■ **Supplied data**:

#####

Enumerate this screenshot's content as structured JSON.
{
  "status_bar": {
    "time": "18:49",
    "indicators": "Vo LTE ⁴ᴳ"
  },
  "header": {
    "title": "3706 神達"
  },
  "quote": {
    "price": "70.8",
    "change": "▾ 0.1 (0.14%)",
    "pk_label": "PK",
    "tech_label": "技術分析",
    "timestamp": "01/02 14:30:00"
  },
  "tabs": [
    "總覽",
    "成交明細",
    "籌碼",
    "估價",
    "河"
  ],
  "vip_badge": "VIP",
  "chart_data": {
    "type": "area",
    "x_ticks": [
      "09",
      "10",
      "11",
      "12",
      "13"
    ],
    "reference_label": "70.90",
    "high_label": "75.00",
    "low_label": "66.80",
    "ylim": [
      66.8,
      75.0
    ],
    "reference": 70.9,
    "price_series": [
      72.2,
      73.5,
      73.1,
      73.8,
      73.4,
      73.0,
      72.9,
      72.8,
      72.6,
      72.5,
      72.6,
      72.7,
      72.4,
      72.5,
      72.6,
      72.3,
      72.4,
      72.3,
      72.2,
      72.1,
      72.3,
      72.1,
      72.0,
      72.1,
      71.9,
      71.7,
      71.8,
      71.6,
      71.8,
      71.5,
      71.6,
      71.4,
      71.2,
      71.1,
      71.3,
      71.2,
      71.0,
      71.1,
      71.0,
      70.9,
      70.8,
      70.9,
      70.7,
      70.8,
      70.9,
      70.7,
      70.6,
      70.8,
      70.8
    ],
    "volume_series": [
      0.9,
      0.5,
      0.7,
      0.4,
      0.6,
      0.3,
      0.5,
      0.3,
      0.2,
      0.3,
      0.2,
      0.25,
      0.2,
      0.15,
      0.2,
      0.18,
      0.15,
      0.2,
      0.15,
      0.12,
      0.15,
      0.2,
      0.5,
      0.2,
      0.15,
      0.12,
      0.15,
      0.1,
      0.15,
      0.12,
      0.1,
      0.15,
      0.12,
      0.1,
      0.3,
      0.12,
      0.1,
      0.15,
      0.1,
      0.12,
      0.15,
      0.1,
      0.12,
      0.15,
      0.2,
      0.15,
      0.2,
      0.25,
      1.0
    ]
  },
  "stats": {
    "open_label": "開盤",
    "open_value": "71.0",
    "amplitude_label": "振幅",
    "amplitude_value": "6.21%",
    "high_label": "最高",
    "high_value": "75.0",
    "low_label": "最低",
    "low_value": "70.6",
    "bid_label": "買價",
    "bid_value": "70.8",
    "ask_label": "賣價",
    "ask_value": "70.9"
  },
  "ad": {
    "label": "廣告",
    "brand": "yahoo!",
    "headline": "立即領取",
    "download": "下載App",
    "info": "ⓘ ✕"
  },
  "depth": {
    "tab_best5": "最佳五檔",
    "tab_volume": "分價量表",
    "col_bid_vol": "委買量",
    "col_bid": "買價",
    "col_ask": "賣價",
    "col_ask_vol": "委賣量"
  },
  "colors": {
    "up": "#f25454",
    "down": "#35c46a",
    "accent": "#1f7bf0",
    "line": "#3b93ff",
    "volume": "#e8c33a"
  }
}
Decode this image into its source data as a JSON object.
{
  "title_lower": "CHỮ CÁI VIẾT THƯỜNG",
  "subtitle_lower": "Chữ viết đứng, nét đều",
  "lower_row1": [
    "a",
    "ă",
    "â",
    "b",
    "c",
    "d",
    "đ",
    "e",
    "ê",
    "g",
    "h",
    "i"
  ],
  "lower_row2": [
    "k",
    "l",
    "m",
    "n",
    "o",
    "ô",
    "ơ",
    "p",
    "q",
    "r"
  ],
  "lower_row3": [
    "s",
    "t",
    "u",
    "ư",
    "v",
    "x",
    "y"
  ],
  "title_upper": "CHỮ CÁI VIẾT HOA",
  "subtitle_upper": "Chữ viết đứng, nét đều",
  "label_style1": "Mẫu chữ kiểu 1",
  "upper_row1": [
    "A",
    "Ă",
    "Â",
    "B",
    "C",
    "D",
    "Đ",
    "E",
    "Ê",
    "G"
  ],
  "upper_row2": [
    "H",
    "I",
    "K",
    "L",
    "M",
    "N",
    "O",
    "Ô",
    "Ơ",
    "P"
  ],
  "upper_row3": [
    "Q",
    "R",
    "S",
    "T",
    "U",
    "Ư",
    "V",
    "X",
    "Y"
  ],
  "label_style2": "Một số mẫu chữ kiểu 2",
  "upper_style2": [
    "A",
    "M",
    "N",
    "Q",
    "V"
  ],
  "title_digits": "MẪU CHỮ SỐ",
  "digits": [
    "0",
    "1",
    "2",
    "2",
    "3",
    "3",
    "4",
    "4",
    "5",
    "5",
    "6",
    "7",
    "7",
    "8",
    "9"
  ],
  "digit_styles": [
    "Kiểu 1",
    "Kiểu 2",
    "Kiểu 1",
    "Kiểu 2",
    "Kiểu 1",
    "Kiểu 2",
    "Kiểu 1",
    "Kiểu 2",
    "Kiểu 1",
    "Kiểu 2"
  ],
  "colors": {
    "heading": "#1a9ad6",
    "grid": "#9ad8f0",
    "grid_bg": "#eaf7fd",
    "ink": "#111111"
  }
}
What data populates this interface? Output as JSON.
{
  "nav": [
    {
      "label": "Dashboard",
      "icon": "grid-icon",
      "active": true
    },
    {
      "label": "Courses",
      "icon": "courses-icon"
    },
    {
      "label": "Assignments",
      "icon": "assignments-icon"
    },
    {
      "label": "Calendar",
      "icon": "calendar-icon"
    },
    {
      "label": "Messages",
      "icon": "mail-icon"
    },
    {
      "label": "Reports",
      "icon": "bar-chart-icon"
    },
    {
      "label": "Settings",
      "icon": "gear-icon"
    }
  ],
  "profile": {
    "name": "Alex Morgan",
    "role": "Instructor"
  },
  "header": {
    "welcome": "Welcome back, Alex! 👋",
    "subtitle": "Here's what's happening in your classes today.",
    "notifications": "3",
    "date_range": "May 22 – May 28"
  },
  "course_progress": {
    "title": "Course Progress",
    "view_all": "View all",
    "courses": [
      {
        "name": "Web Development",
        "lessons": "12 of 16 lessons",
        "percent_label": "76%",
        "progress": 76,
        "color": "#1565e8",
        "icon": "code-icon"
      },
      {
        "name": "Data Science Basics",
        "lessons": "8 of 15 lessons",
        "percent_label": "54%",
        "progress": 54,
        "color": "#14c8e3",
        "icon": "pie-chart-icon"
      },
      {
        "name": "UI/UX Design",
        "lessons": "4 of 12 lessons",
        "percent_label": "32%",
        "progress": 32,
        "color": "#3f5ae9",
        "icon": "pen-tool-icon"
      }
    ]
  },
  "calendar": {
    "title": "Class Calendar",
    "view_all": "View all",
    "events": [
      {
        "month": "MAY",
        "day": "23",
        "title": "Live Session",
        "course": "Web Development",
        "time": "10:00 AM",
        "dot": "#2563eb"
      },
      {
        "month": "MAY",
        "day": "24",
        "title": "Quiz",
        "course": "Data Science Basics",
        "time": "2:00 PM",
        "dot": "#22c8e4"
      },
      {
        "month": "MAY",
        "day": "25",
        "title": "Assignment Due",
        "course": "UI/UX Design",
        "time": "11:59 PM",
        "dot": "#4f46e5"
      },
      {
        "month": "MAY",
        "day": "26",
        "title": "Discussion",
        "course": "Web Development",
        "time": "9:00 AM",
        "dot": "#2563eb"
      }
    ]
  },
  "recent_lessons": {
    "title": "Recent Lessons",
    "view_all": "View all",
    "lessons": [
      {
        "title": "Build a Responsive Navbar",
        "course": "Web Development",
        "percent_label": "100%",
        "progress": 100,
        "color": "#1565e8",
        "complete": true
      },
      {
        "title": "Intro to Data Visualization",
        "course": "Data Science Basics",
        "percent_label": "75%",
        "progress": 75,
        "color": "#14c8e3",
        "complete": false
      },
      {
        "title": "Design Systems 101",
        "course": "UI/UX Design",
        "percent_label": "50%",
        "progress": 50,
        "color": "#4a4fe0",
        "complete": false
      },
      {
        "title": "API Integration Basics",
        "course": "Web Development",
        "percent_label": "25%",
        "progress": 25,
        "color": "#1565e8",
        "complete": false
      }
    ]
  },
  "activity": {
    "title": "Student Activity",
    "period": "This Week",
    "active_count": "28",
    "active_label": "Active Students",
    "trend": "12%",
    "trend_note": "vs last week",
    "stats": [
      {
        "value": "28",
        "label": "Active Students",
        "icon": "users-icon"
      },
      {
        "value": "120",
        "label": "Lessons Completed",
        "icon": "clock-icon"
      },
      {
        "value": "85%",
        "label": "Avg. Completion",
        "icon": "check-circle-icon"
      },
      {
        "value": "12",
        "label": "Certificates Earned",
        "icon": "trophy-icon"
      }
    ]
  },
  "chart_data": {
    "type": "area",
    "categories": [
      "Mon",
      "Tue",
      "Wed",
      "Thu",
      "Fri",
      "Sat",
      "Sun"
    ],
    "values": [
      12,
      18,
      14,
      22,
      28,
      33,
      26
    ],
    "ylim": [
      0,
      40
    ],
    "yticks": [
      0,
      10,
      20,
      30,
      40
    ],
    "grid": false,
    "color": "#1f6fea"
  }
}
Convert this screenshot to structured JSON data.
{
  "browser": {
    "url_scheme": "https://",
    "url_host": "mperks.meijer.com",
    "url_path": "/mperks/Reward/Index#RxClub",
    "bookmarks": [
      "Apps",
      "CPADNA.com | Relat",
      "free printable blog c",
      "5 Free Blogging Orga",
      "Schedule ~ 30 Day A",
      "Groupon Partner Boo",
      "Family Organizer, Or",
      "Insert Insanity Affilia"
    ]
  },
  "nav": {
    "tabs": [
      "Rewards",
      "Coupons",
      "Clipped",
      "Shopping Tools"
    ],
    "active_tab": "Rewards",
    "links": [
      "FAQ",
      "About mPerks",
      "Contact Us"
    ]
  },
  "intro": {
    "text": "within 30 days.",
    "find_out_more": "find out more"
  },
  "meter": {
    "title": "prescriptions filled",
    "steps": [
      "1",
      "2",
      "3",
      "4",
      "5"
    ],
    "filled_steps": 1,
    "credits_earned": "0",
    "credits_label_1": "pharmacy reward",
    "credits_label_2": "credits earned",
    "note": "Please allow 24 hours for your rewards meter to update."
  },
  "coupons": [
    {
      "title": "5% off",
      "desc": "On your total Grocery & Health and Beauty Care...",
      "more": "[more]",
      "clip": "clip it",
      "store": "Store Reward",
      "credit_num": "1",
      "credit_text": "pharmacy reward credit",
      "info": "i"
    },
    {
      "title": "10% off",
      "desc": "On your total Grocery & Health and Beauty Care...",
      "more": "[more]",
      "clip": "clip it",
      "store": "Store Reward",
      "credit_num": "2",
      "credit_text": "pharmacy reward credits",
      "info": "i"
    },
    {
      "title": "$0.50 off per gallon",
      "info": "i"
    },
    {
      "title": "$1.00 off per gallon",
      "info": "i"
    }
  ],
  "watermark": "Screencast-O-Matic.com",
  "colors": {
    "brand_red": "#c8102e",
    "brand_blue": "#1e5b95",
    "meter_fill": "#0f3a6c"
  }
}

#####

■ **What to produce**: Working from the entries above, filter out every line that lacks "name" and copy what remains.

■ **Your solution**:
    "name": "Alex Morgan",
        "name": "Web Development",
        "name": "Data Science Basics",
        "name": "UI/UX Design",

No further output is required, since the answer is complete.